Self-sabotage behavior frequently occurs when you ARE making significant progress and are aligned with your life’s deepest desires.  What may seem like regression or being “stuck” in a pattern of behavior that does not serve you, actually is a mechanism of self-protection.  As you work on your goals and face the unfamiliar (e.g., getting attention from interested romantic suitors, refusing the cocktail from a friend you  are used to spending time with, saying to no to the host who baked the brownies and is a good colleague at work ), you may experience discomfort, feel “unworthy” and experience guilt.  So rather than accept these experiences, you engage in behaviors that are familiar and comfortable.  

In order to move past your self-sabotage behavior patterns, you need to recognize that it is occurring because you’ve faced and overcome similar situations in your past.   Once you understand that you are not “stuck” and that your behavior is your mind’s way of keeping you safe, it is important that you embrace your uncomfortable feelings or thoughts without self-judgment.  By learning to mindfully accept your discomfort and adopting an attitude of curiosity and compassion, you will be able to more effectively respond to the unfamiliar situations that will invariable show up because you are now a different person.  

Once you have embraced being curious, reflect on what you need in order to feel safe and be true in your life in order to reach your goals.  Very often, your life structure or fear of change keeps you from making bigger changes in your life (e.g., addressing your work colleagues who know that you are trying to lose weight, finding new friends to socialize with who do not drink alcohol, learning to first love yourself) that you need to lose those last 10 lbs., celebrate your sobriety or be with your dream partner.  

To your health and success,

Dr. Sandoval

To learn more about how working with a psychologist and holistic health coach can help you to enhance your health and well being, call or email Dr. Sandoval to schedule a free consultation.

The information, published and/or made available through the website, is not intended to replace the services of a physician, nor does it constitute a physician-patient relationship. This blog is for informational purposes only and is not a substitute for professional medical advice. You should not use the information in this post for diagnosing or treating a medical or health condition.
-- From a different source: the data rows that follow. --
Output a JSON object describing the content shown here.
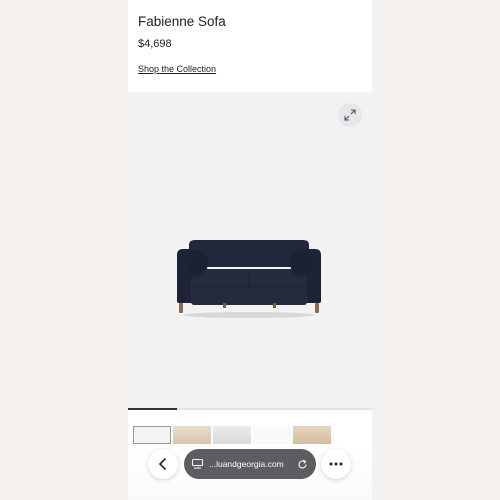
{
  "product": {
    "name": "Fabienne Sofa",
    "price": "$4,698",
    "shop_link": "Shop the Collection"
  },
  "gallery": {
    "current_image": "navy-sofa",
    "progress_fraction": 0.2,
    "thumbnails": [
      "navy-sofa",
      "beige-sofa-room",
      "grey-sofa-room",
      "white-image",
      "tan-sofa-room"
    ]
  },
  "browser": {
    "url": "luluandgeorgia.com",
    "url_display": "...luandgeorgia.com",
    "icons": [
      "back-icon",
      "tabs-icon",
      "reload-icon",
      "more-icon"
    ]
  },
  "colors": {
    "page_bg": "#f5f1ee",
    "sofa_fabric": "#1f2538",
    "url_pill": "#5b5d60"
  }
}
You should consult a physician in all matters relating to your health, particularly in respect to any symptoms that may require diagnosis or medical attention.  Any action on the reader’s part in response to the information provided in this blog is at the reader’s discretion.